The best way to design a crawlspace that accentuates your building envelope and does not allow unwanted moisture into the home is to treat them as if they were miniature basement spaces. Crawlspaces should be insulated, sealed and all exposed masonry should be covered to prevent condensation.
From the US Department of Energy: “Most building codes require vents to aid in removing moisture from the crawl space. However, many building professionals now recognize that building an unventilated crawl space (or closing vents after the crawl space dries out following construction) is the best option in homes using proper moisture control and exterior drainage techniques.
If you have or will have an unventilated crawl space, the best approach is to seal and insulate the foundation walls rather than the floor between the crawl space and the house. This strategy has the advantage of keeping piping and ductwork within the conditioned volume of the house so these building components don’t require insulation for energy efficiency or protection against freezing. The downside of this strategy is that rodents, pests or water can damage the insulation, and the crawl space must be built airtight and the air barrier maintained.”
Seal crawlspaces with a vapor barrier along the floor and walls that is at least 6-mil or more. This will prevent moisture from entering the home, termites from gaining access to lumber and soil gases from leaching into the flooring system. Attach the vapor barrier mechanically at the edges and seal all seams with tape. Consider installing a thin 2-3 inch concrete slab over the vapor barrier for increased insulation.
Where crawlspaces are below grade, they must have perimeter footing drains to move moisture away from the home. All crawlspaces should provide adequate drainage for any floods or plumbing issues that may be experienced. Always ensure that the grade slopes away from the foundations.
Crawlspaces can be conditioned or vented. Vented crawlspaces allow air to move through, but care must be taken with the design to ensure that moisture and water is kept out.
Conditioned crawlspaces must be included as part of the homes heating and cooling systems so that they stay dry and maintain the same temperature as the house. This would mean heating and AC for extra cubic space and possibly larger equipment to handle it. Conditioned crawlspaces also need to be vented through pipes and require a blower fan to circulate air.
In homes where radon is a hazard, you can vent your crawlspace with perforated plastic piping in the gravel under the vapor barrier. Run the piping up through the roof to ensure that the radon is safely vented. You can also control radon by installing a passive radon system in the crawlspace floor.
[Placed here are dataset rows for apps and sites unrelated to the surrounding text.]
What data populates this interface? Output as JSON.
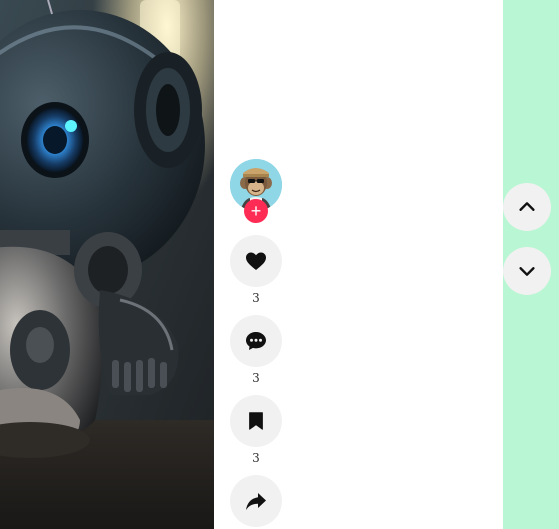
{
  "media": {
    "description_icon": "robot-video-frame"
  },
  "author": {
    "follow_symbol": "+"
  },
  "actions": {
    "like": {
      "icon": "heart-icon",
      "count": "3"
    },
    "comment": {
      "icon": "comment-icon",
      "count": "3"
    },
    "save": {
      "icon": "bookmark-icon",
      "count": "3"
    },
    "share": {
      "icon": "share-icon"
    }
  },
  "navigation": {
    "up_icon": "chevron-up-icon",
    "down_icon": "chevron-down-icon"
  },
  "colors": {
    "nav_strip": "#b9f6d3",
    "button_bg": "#f1f1f1",
    "follow_bg": "#fe2c55",
    "avatar_bg": "#8fd6e6"
  }
}
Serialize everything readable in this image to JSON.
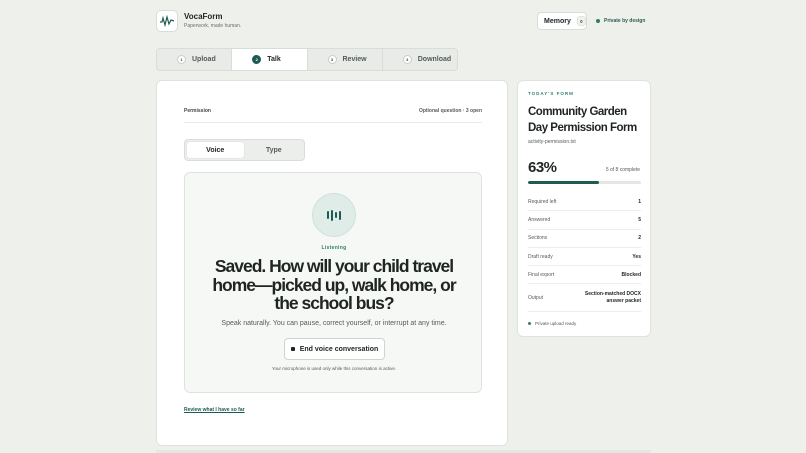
{
  "brand": {
    "name": "VocaForm",
    "tagline": "Paperwork, made human."
  },
  "memory": {
    "label": "Memory",
    "count": "0"
  },
  "privacy": {
    "label": "Private by design"
  },
  "steps": [
    {
      "num": "1",
      "label": "Upload"
    },
    {
      "num": "2",
      "label": "Talk"
    },
    {
      "num": "3",
      "label": "Review"
    },
    {
      "num": "4",
      "label": "Download"
    }
  ],
  "main": {
    "section_label": "Permission",
    "section_meta": "Optional question · 3 open",
    "modes": {
      "voice": "Voice",
      "type": "Type"
    },
    "status": "Listening",
    "question": "Saved. How will your child travel home—picked up, walk home, or the school bus?",
    "hint": "Speak naturally. You can pause, correct yourself, or interrupt at any time.",
    "end_button": "End voice conversation",
    "mic_note": "Your microphone is used only while this conversation is active.",
    "review_link": "Review what I have so far"
  },
  "sidebar": {
    "eyebrow": "TODAY'S FORM",
    "title": "Community Garden Day Permission Form",
    "file": "activity-permission.txt",
    "percent": "63%",
    "progress_fraction": 0.63,
    "complete_text": "5 of 8 complete",
    "stats": [
      {
        "key": "Required left",
        "value": "1"
      },
      {
        "key": "Answered",
        "value": "5"
      },
      {
        "key": "Sections",
        "value": "2"
      },
      {
        "key": "Draft ready",
        "value": "Yes"
      },
      {
        "key": "Final export",
        "value": "Blocked"
      },
      {
        "key": "Output",
        "value": "Section-matched DOCX answer packet"
      }
    ],
    "upload_status": "Private upload ready"
  },
  "colors": {
    "accent": "#1c5c52",
    "accent_light": "#2f7d6d",
    "background": "#eef0ec"
  }
}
If your crawlspace has been exposed to moisture during the construction process, it will need temporary dehumidification. Never utilize your crawlspaces as storage and regularly check that crawlspace perimeters are secure in order to prevent animals, moisture and insects from entering.